The next longest was Manitoba at 140 days, followed by Alberta at 120, British Columbia at 114 and Ontario at 105 days.

Homicide cases generally took the longest to prosecute, with a median length of 391 days. The shortest was for being unlawfully at large, with a median of 18 days.

Mr. Gottardi estimates that about half of a case’s life revolves around disclosure — the information gathered by the Crown in the course of investigating and prosecuting someone charged with a crime, which must be turned over to the defence lawyer.

“A young or inexperienced defence lawyer might litigate every evidentiary issue,” he said.

We don’t have the resources to prosecute everything

In Ontario, prosecutors have resorted to “triage” prosecution, like the urgent, messy battlefield medicine practised in the TV series M*A*S*H, said Scott Rogers, president of the Ontario Crown Attorneys Association.

“We are forced to deal away less serious cases in order to handle more serious ones. So, we focus on crimes against the person and that means that crimes against property get dealt away. We’re forced to make a decision. We don’t have the resources to prosecute everything,” said Mr. Rogers.

The dirty secret of low-end cases, he said, is that prosecutors will drop the range of punishment for a guilty plea so low that it becomes almost irresistible for an accused not to take the plea. The trickle-down effect is that police start to know which cases to press ahead with and which ones might be handled in other ways, he said.

Some courts are worse than others.

In Ontario’s Niagara South region, the eight Crown attorneys are dealing with seven homicide cases on top of every other charge being brought in daily by police, he said.

The damage caused by clogged courts can be profound.

“If you’re a victim, you want to see justice done and if that doesn’t happen because a judge is not available, because the Crown prosecutor wasn’t available to look at a file or because a police officer forgot to photocopy a document, it is inexcusable,” said Mr. Gottardi.

Those accused fighting wrongful charges but can’t clear their name are also hurt by the backlog.

“When an impaired driver who killed someone is released without a trial, there is damage done. If that happens consistently, it’s the symptom that the system is sick.

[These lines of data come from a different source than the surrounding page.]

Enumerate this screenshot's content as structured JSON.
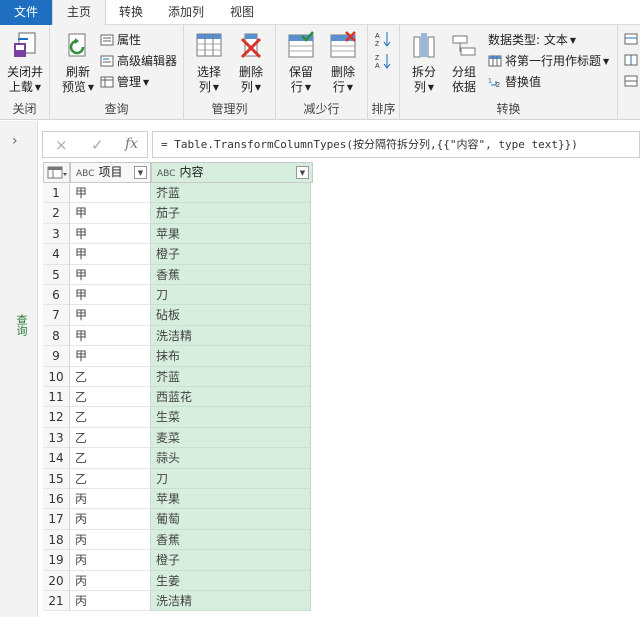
{
  "tabs": [
    "文件",
    "主页",
    "转换",
    "添加列",
    "视图"
  ],
  "ribbon": {
    "close": {
      "btn": "关闭并\n上载",
      "label1": "关闭并",
      "label2": "上载",
      "group": "关闭"
    },
    "query": {
      "refresh1": "刷新",
      "refresh2": "预览",
      "properties": "属性",
      "advanced_editor": "高级编辑器",
      "manage": "管理",
      "group": "查询"
    },
    "manage_columns": {
      "choose1": "选择",
      "choose2": "列",
      "remove1": "删除",
      "remove2": "列",
      "group": "管理列"
    },
    "reduce_rows": {
      "keep1": "保留",
      "keep2": "行",
      "remove1": "删除",
      "remove2": "行",
      "group": "减少行"
    },
    "sort": {
      "group": "排序"
    },
    "transform": {
      "split1": "拆分",
      "split2": "列",
      "groupby1": "分组",
      "groupby2": "依据",
      "datatype": "数据类型: 文本",
      "first_row_header": "将第一行用作标题",
      "replace_values": "替换值",
      "group": "转换"
    }
  },
  "side_panel": {
    "label": "查询"
  },
  "formula_bar": {
    "cancel_icon": "×",
    "confirm_icon": "✓",
    "fx": "fx",
    "formula": "= Table.TransformColumnTypes(按分隔符拆分列,{{\"内容\", type text}})"
  },
  "table": {
    "type_badge": "ABC",
    "columns": [
      "项目",
      "内容"
    ],
    "rows": [
      [
        "1",
        "甲",
        "芥蓝"
      ],
      [
        "2",
        "甲",
        "茄子"
      ],
      [
        "3",
        "甲",
        "苹果"
      ],
      [
        "4",
        "甲",
        "橙子"
      ],
      [
        "5",
        "甲",
        "香蕉"
      ],
      [
        "6",
        "甲",
        "刀"
      ],
      [
        "7",
        "甲",
        "砧板"
      ],
      [
        "8",
        "甲",
        "洗洁精"
      ],
      [
        "9",
        "甲",
        "抹布"
      ],
      [
        "10",
        "乙",
        "芥蓝"
      ],
      [
        "11",
        "乙",
        "西蓝花"
      ],
      [
        "12",
        "乙",
        "生菜"
      ],
      [
        "13",
        "乙",
        "麦菜"
      ],
      [
        "14",
        "乙",
        "蒜头"
      ],
      [
        "15",
        "乙",
        "刀"
      ],
      [
        "16",
        "丙",
        "苹果"
      ],
      [
        "17",
        "丙",
        "葡萄"
      ],
      [
        "18",
        "丙",
        "香蕉"
      ],
      [
        "19",
        "丙",
        "橙子"
      ],
      [
        "20",
        "丙",
        "生姜"
      ],
      [
        "21",
        "丙",
        "洗洁精"
      ]
    ]
  },
  "colors": {
    "file_tab": "#1e6fc0",
    "content_column": "#d7eedf",
    "query_label": "#2a7a3e"
  }
}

The good news is, they are seeing delay times go down

Society is stuck with the causes of the more complicated cases for now, said Mr. Woodburn: “That’s something that is not going to change, so we need better resources to deal with it.”

There are signs of hope, he said.

In Manitoba, after Crown attorneys leveled workplace grievances over their workload, the province hired 65 new prosecutors. Quebec also saw an increase in court resources after prosecutors complained of burnout.

“The good news is, they are seeing delay times go down,” said Mr. Woodburn. “Unfortunately, in the rest of the country and in the federal prosecution service, it remains woefully under resourced.”

Until a fix is found, it seems likely more cases will be lost and those accused, like Mr. Magnotta, will have to wait for their day — or, more properly, their many days — in court.

Judge Brown, in his exasperation over freeing an accused drunk driver, wryly noted that when it comes to the buckling court system, the Charter of Rights is increasingly used “as a sword instead of a shield.”

  • Geographical area: Canada